What is being asked — Type out the entries again, matching each one exactly.

Input data —
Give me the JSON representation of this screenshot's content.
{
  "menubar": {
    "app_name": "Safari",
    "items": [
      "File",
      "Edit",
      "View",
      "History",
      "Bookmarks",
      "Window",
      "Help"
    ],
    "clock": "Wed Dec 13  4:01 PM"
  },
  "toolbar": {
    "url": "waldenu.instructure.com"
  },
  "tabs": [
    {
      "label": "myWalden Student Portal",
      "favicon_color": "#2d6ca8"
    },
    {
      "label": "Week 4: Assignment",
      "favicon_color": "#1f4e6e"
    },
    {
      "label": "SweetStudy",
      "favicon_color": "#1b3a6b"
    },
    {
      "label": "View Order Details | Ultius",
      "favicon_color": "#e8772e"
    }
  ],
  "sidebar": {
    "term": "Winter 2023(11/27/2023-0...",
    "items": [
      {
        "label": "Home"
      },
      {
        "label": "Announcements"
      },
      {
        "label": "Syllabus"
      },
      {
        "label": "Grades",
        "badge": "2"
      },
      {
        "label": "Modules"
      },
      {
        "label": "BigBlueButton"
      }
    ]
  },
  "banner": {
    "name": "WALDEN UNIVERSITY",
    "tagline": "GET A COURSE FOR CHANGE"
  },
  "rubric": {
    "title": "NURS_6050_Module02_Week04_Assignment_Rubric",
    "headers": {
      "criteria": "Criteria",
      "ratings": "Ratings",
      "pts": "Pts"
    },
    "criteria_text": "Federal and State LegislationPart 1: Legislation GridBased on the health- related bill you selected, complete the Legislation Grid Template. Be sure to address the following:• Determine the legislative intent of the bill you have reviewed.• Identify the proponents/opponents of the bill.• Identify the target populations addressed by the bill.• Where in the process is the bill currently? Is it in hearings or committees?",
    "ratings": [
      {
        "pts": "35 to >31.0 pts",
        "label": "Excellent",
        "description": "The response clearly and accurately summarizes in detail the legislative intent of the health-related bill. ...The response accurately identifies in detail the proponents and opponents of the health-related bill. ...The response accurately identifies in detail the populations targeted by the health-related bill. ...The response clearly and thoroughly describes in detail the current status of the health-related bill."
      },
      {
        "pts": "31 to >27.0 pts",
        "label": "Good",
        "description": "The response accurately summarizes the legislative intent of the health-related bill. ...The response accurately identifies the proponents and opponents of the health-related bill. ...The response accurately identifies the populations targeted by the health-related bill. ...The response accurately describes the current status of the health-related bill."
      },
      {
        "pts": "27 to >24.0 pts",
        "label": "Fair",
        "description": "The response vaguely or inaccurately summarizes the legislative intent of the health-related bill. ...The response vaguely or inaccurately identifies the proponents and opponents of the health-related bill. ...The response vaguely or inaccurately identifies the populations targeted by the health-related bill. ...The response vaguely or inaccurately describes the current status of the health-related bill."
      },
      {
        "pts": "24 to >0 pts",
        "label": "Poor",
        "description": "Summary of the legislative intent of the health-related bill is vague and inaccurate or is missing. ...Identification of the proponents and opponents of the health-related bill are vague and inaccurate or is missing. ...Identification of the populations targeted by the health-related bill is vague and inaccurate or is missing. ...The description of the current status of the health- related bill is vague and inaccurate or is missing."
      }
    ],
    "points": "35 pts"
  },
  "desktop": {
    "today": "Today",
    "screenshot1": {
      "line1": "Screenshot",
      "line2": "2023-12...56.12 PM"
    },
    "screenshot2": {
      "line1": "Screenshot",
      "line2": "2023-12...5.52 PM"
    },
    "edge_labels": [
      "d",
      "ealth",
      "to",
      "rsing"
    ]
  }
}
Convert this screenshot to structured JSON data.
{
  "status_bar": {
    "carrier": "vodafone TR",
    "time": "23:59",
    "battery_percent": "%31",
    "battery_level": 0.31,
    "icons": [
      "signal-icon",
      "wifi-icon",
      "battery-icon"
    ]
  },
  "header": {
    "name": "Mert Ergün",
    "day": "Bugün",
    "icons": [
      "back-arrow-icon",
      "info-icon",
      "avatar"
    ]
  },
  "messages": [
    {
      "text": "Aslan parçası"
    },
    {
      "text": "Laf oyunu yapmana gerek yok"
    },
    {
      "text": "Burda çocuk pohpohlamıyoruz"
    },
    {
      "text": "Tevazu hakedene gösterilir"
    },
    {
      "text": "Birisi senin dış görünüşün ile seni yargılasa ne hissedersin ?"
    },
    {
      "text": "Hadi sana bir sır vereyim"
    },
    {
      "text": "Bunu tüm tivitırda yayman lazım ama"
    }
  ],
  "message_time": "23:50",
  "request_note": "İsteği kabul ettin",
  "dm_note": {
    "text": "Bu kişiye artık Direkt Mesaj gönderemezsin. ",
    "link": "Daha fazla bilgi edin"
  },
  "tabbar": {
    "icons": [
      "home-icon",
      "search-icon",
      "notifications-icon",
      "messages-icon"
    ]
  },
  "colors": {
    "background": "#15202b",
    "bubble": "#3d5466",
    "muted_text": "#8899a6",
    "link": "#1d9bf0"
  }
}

Task answer —
Give me the JSON representation of this screenshot's content.
{
  "menubar": {
    "app_name": "Safari",
    "items": [
      "File",
      "Edit",
      "View",
      "History",
      "Bookmarks",
      "Window",
      "Help"
    ],
    "clock": "Wed Dec 13  4:01 PM"
  },
  "toolbar": {
    "url": "waldenu.instructure.com"
  },
  "tabs": [
    {
      "label": "myWalden Student Portal",
      "favicon_color": "#2d6ca8"
    },
    {
      "label": "Week 4: Assignment",
      "favicon_color": "#1f4e6e"
    },
    {
      "label": "SweetStudy",
      "favicon_color": "#1b3a6b"
    },
    {
      "label": "View Order Details | Ultius",
      "favicon_color": "#e8772e"
    }
  ],
  "sidebar": {
    "term": "Winter 2023(11/27/2023-0...",
    "items": [
      {
        "label": "Home"
      },
      {
        "label": "Announcements"
      },
      {
        "label": "Syllabus"
      },
      {
        "label": "Grades",
        "badge": "2"
      },
      {
        "label": "Modules"
      },
      {
        "label": "BigBlueButton"
      }
    ]
  },
  "banner": {
    "name": "WALDEN UNIVERSITY",
    "tagline": "GET A COURSE FOR CHANGE"
  },
  "rubric": {
    "title": "NURS_6050_Module02_Week04_Assignment_Rubric",
    "headers": {
      "criteria": "Criteria",
      "ratings": "Ratings",
      "pts": "Pts"
    },
    "criteria_text": "Federal and State LegislationPart 1: Legislation GridBased on the health- related bill you selected, complete the Legislation Grid Template. Be sure to address the following:• Determine the legislative intent of the bill you have reviewed.• Identify the proponents/opponents of the bill.• Identify the target populations addressed by the bill.• Where in the process is the bill currently? Is it in hearings or committees?",
    "ratings": [
      {
        "pts": "35 to >31.0 pts",
        "label": "Excellent",
        "description": "The response clearly and accurately summarizes in detail the legislative intent of the health-related bill. ...The response accurately identifies in detail the proponents and opponents of the health-related bill. ...The response accurately identifies in detail the populations targeted by the health-related bill. ...The response clearly and thoroughly describes in detail the current status of the health-related bill."
      },
      {
        "pts": "31 to >27.0 pts",
        "label": "Good",
        "description": "The response accurately summarizes the legislative intent of the health-related bill. ...The response accurately identifies the proponents and opponents of the health-related bill. ...The response accurately identifies the populations targeted by the health-related bill. ...The response accurately describes the current status of the health-related bill."
      },
      {
        "pts": "27 to >24.0 pts",
        "label": "Fair",
        "description": "The response vaguely or inaccurately summarizes the legislative intent of the health-related bill. ...The response vaguely or inaccurately identifies the proponents and opponents of the health-related bill. ...The response vaguely or inaccurately identifies the populations targeted by the health-related bill. ...The response vaguely or inaccurately describes the current status of the health-related bill."
      },
      {
        "pts": "24 to >0 pts",
        "label": "Poor",
        "description": "Summary of the legislative intent of the health-related bill is vague and inaccurate or is missing. ...Identification of the proponents and opponents of the health-related bill are vague and inaccurate or is missing. ...Identification of the populations targeted by the health-related bill is vague and inaccurate or is missing. ...The description of the current status of the health- related bill is vague and inaccurate or is missing."
      }
    ],
    "points": "35 pts"
  },
  "desktop": {
    "today": "Today",
    "screenshot1": {
      "line1": "Screenshot",
      "line2": "2023-12...56.12 PM"
    },
    "screenshot2": {
      "line1": "Screenshot",
      "line2": "2023-12...5.52 PM"
    },
    "edge_labels": [
      "d",
      "ealth",
      "to",
      "rsing"
    ]
  }
}
Convert this screenshot to structured JSON data.
{
  "status_bar": {
    "carrier": "vodafone TR",
    "time": "23:59",
    "battery_percent": "%31",
    "battery_level": 0.31,
    "icons": [
      "signal-icon",
      "wifi-icon",
      "battery-icon"
    ]
  },
  "header": {
    "name": "Mert Ergün",
    "day": "Bugün",
    "icons": [
      "back-arrow-icon",
      "info-icon",
      "avatar"
    ]
  },
  "messages": [
    {
      "text": "Aslan parçası"
    },
    {
      "text": "Laf oyunu yapmana gerek yok"
    },
    {
      "text": "Burda çocuk pohpohlamıyoruz"
    },
    {
      "text": "Tevazu hakedene gösterilir"
    },
    {
      "text": "Birisi senin dış görünüşün ile seni yargılasa ne hissedersin ?"
    },
    {
      "text": "Hadi sana bir sır vereyim"
    },
    {
      "text": "Bunu tüm tivitırda yayman lazım ama"
    }
  ],
  "message_time": "23:50",
  "request_note": "İsteği kabul ettin",
  "dm_note": {
    "text": "Bu kişiye artık Direkt Mesaj gönderemezsin. ",
    "link": "Daha fazla bilgi edin"
  },
  "tabbar": {
    "icons": [
      "home-icon",
      "search-icon",
      "notifications-icon",
      "messages-icon"
    ]
  },
  "colors": {
    "background": "#15202b",
    "bubble": "#3d5466",
    "muted_text": "#8899a6",
    "link": "#1d9bf0"
  }
}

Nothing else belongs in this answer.